Schlegel, Roman, Kapadia, Apu and Lee, Adam J. (2011): Eyeing your exposure: quantifying and controlling information sharing for improved privacy. In: Proceedings of the 2011 Symposium on Usable Privacy and Security 2011. p. 14.
A large body of research has focused on disclosure policies for controlling information release in social sharing (e.g., location-based) applications. However, less work has considered how exposed these policies actually leave users; i.e., to what extent are disclosures in compliance with these policies actually being made? For instance, consider a disclosure policy granting Alice's coworkers access to her location during work hours. Alice might feel that this policy appropriately controls her exposure, but may feel differently if she learned that her boss was accessing her location every 5 minutes. In addition to specifying who has access to personal information, users need a way to quantify, interpret, and control the extent to which this data is shared. We propose and evaluate an intuitive mechanism for summarizing and controlling a user's exposure on smartphone-based platforms. Our approach uses the visual metaphor of eyes appearing and growing in size on the home screen; the rate at which these eyes grow depends on the number of accesses granted for a user's location, and the type of person (e.g., family vs. friend) making these accesses. This approach gives users an accurate and ambient sense of their exposure and helps them take actions to limit their exposure, all without explicitly identifying the social contacts making requests. Through two systematic user studies (N = 43,41) we show that our interface is indeed effective at summarizing complex exposure information and provides comparable information to a more cumbersome interface presenting more detailed information.

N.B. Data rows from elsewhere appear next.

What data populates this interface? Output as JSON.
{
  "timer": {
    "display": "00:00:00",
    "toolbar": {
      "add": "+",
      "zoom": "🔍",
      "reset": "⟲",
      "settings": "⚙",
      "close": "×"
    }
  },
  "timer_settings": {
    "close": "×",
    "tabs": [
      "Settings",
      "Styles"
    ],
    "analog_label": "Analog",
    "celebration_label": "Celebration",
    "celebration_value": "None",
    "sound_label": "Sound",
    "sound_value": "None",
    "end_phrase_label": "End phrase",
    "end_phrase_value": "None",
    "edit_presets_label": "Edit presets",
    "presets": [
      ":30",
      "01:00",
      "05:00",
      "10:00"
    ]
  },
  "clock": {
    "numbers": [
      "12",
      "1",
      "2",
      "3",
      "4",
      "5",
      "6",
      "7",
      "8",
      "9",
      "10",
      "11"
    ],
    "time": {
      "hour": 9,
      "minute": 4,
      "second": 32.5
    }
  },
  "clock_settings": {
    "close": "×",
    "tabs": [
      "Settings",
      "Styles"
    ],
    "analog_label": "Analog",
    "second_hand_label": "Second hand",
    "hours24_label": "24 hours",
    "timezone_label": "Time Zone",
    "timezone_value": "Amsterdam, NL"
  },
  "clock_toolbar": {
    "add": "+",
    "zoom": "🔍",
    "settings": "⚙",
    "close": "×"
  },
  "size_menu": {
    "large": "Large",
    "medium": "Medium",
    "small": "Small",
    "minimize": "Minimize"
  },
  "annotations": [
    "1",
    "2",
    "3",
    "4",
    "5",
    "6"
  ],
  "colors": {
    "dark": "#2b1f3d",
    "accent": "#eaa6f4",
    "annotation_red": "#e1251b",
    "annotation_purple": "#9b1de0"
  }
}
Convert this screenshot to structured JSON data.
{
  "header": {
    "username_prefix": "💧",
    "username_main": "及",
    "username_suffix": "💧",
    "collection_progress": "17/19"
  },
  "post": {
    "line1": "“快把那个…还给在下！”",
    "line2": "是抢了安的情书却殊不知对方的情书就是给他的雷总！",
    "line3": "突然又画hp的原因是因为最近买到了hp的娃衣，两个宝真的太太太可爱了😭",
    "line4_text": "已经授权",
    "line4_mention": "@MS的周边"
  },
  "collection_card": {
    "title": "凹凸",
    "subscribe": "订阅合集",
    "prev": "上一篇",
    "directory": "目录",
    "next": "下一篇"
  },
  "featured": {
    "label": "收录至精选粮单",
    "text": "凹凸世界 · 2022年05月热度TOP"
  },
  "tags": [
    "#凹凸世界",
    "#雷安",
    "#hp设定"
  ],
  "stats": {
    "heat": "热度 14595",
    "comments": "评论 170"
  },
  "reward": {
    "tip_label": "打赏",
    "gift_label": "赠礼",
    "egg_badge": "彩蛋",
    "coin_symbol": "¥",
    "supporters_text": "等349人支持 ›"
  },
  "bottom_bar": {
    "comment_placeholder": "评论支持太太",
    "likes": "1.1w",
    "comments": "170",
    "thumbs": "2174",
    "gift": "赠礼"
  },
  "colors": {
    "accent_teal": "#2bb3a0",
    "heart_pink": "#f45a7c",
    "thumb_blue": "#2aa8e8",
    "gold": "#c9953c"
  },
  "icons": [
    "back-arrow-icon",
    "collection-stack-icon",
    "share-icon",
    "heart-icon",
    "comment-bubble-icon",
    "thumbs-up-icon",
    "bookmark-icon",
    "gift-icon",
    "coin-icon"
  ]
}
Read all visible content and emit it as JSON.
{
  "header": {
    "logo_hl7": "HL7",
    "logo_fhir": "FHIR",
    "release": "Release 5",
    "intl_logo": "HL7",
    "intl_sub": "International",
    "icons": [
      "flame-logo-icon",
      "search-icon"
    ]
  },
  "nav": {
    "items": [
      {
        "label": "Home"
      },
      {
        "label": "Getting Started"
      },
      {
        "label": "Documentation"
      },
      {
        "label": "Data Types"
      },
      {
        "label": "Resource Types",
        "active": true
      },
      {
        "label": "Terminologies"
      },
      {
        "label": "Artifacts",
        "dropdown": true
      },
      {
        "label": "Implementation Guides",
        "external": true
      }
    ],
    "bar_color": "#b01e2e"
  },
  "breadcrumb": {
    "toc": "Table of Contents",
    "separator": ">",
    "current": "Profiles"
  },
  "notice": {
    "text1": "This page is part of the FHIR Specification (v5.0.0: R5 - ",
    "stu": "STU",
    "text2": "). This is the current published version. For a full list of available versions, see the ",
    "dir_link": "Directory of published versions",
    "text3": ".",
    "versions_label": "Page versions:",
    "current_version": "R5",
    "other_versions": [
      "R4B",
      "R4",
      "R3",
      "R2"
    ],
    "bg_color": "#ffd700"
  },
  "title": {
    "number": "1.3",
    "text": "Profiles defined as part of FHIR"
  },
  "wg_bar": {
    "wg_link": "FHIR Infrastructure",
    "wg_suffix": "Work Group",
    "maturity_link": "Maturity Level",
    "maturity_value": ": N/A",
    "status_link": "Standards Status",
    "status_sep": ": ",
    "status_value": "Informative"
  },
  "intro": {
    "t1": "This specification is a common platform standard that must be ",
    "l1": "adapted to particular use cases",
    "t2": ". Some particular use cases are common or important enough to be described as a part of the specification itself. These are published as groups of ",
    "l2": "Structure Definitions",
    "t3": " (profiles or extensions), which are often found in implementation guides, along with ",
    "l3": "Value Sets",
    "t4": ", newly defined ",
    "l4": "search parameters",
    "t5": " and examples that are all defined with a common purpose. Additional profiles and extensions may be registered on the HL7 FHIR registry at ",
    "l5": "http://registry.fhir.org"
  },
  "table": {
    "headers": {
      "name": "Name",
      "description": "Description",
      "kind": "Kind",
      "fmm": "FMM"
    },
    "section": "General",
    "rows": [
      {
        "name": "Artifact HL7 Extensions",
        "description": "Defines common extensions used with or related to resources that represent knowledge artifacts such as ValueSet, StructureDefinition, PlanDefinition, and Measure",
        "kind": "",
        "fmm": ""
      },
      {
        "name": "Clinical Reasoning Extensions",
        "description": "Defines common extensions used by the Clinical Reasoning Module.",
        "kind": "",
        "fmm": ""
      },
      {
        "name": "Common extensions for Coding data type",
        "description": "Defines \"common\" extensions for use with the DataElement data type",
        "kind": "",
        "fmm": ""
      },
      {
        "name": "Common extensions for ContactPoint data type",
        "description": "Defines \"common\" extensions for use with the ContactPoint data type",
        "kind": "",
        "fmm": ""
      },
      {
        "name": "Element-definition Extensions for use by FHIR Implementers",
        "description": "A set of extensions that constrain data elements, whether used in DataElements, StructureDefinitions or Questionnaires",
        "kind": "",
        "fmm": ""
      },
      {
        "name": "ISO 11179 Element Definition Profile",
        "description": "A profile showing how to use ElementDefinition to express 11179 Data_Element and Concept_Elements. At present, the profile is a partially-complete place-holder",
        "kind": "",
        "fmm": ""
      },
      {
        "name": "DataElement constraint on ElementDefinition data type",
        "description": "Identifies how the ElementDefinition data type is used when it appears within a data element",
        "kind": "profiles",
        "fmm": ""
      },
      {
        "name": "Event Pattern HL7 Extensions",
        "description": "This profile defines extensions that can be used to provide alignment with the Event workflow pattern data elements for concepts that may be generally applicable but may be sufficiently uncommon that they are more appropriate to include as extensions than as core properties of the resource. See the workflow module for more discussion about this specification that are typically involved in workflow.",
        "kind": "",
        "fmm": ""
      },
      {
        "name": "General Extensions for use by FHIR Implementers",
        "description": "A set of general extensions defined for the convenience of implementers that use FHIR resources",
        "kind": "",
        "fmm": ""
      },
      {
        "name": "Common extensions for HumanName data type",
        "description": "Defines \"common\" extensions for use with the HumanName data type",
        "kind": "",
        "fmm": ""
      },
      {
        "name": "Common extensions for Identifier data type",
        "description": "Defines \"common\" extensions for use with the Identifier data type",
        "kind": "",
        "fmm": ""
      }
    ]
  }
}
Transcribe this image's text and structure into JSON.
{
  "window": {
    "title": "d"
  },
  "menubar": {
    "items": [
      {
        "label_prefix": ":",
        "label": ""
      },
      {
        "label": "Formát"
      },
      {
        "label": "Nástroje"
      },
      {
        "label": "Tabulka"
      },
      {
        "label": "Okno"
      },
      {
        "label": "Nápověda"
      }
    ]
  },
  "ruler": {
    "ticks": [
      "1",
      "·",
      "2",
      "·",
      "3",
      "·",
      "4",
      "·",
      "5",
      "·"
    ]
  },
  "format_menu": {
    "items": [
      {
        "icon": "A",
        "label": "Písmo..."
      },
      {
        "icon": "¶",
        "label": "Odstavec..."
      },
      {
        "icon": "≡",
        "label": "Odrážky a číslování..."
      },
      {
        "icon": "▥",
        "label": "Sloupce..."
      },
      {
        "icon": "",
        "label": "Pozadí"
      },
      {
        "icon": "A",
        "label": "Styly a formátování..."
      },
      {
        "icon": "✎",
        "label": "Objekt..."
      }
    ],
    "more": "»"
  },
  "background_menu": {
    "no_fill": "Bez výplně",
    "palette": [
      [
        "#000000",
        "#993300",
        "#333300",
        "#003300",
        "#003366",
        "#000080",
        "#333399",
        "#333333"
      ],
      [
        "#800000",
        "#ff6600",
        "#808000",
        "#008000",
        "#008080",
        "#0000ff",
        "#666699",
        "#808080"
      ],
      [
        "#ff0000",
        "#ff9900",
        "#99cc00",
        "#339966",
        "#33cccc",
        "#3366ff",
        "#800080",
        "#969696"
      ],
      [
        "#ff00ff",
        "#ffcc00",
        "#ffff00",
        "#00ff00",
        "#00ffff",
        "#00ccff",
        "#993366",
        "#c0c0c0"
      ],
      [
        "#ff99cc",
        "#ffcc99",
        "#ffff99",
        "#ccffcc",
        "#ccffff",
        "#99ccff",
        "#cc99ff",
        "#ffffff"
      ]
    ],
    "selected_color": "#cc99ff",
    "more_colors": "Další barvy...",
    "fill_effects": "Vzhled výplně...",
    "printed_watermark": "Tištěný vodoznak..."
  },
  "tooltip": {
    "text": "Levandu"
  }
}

© All rights reserved Schlegel et al. and/or ACM Press
Kapadia, Apu, Triandopoulos, Nikos, Cornelius, Cory, Peebles, Daniel and Kotz, David (2008): AnonySense: Opportunistic and Privacy-Preserving Context Collection. In: Indulska, Jadwiga, Patterson, Donald J., Rodden, Tom and Ott, Max (eds.) Pervasive 2008 - Pervasive Computing, 6th International Conference May 19-22, 2008, Sydney, Australia. pp. 280-297.
Bailey, Katelin, Vongsathorn, Linden, Kapadia, Apu, Masone, Chris and Smith, Sean W. (2007): TwoKind authentication: usable authenticators for untrustworthy environments. In: Proceedings of the 2007 Symposium on Usable Privacy and Security 2007. pp. 169-170.
The ease with which a malicious third party can obtain a user's password when he or she logs into Internet sites (such as bank or email accounts) from an insecure computer creates a substantial security risk to private information and transactions. For example, a malicious administrator at a cybercafe, or a malicious user with sufficient access to install key loggers at a kiosk, can obtain users' passwords easily. Even when users do not trust the machines they are using, many of them are faced with the prospect of accessing their accounts with a single level of privilege. To address this problem, we propose a system based on two modes of authentication -- default and restricted. Users can signal to the server whether they are in an untrusted environment so that the server can log them in under restricted privileges that allow them to perform basic actions that cause no serious damage if the session or their password is compromised.
© All rights reserved Bailey et al. and/or ACM Press
Kapadia, Apu, Henderson, Tristan, Fielding, Jeffrey J. and Kotz, David (2007): Virtual Walls: Protecting Digital Privacy in Pervasive Environments. In: LaMarca, Anthony, Langheinrich, Marc and Truong, Khai N. (eds.) PERVASIVE 2007 - Pervasive Computing 5th International Conference May 13-16, 2007, Toronto, Canada. pp. 162-179.
Join our community and advance:
Changes to this page (author)23 Nov 2012: Modified05 Apr 2012: Modified
03 Apr 2012: Modified
24 Aug 2009: Modified
24 Aug 2009: Modified
12 May 2008: Added
Page maintainer: The Editorial Team